**Work task**
Produce a word-for-word copy of the data that follows, excluding images.

Items from an interface collection
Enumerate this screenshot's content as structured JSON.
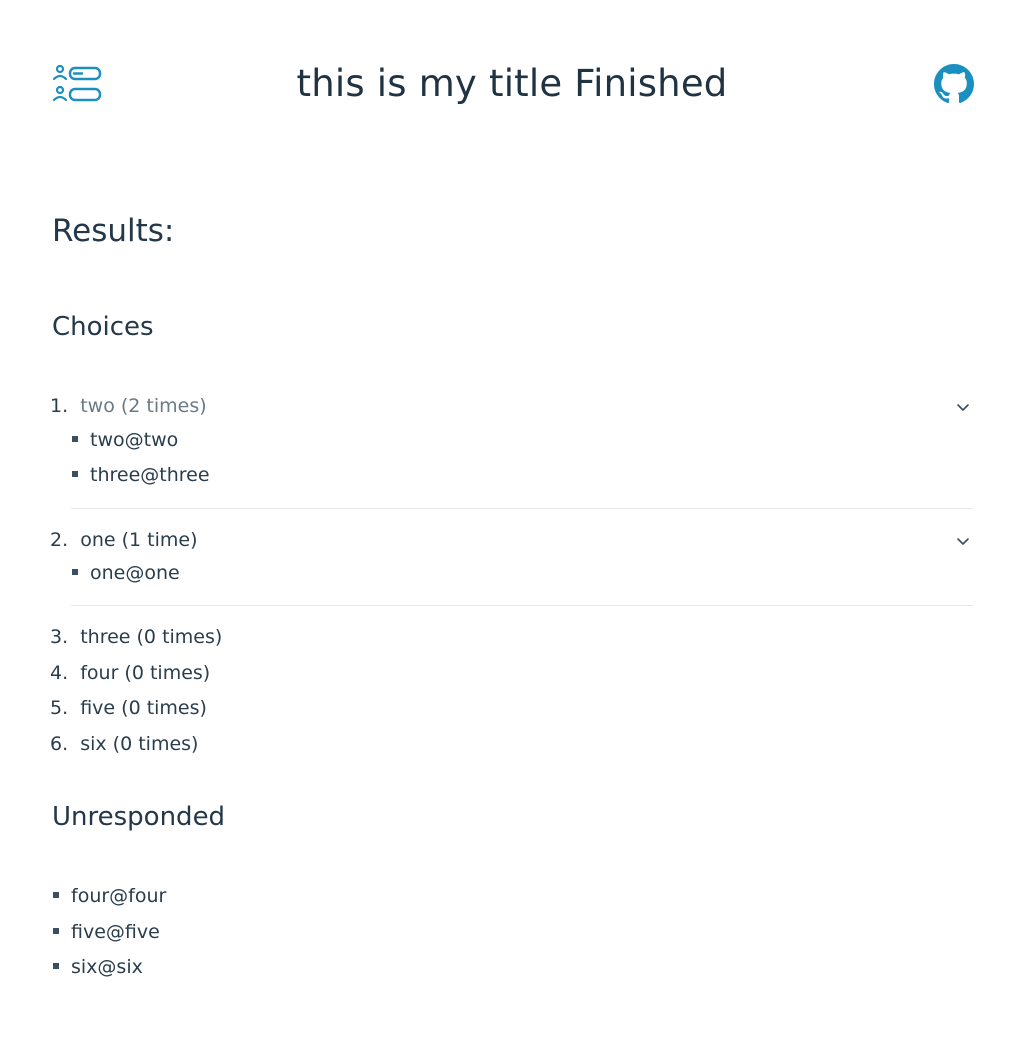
{
  "header": {
    "title": "this is my title Finished",
    "logo_icon": "list-users-icon",
    "github_icon": "github-icon",
    "accent": "#1b8fc0"
  },
  "results": {
    "heading": "Results:",
    "choices_heading": "Choices",
    "expanded": [
      {
        "num": "1.",
        "label": "two (2 times)",
        "members": [
          "two@two",
          "three@three"
        ]
      },
      {
        "num": "2.",
        "label": "one (1 time)",
        "members": [
          "one@one"
        ]
      }
    ],
    "rest": [
      {
        "num": "3.",
        "label": "three (0 times)"
      },
      {
        "num": "4.",
        "label": "four (0 times)"
      },
      {
        "num": "5.",
        "label": "five (0 times)"
      },
      {
        "num": "6.",
        "label": "six (0 times)"
      }
    ],
    "unresponded_heading": "Unresponded",
    "unresponded": [
      "four@four",
      "five@five",
      "six@six"
    ]
  }
}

**Answer for the task**
Enumerate this screenshot's content as structured JSON.
{
  "header": {
    "title": "this is my title Finished",
    "logo_icon": "list-users-icon",
    "github_icon": "github-icon",
    "accent": "#1b8fc0"
  },
  "results": {
    "heading": "Results:",
    "choices_heading": "Choices",
    "expanded": [
      {
        "num": "1.",
        "label": "two (2 times)",
        "members": [
          "two@two",
          "three@three"
        ]
      },
      {
        "num": "2.",
        "label": "one (1 time)",
        "members": [
          "one@one"
        ]
      }
    ],
    "rest": [
      {
        "num": "3.",
        "label": "three (0 times)"
      },
      {
        "num": "4.",
        "label": "four (0 times)"
      },
      {
        "num": "5.",
        "label": "five (0 times)"
      },
      {
        "num": "6.",
        "label": "six (0 times)"
      }
    ],
    "unresponded_heading": "Unresponded",
    "unresponded": [
      "four@four",
      "five@five",
      "six@six"
    ]
  }
}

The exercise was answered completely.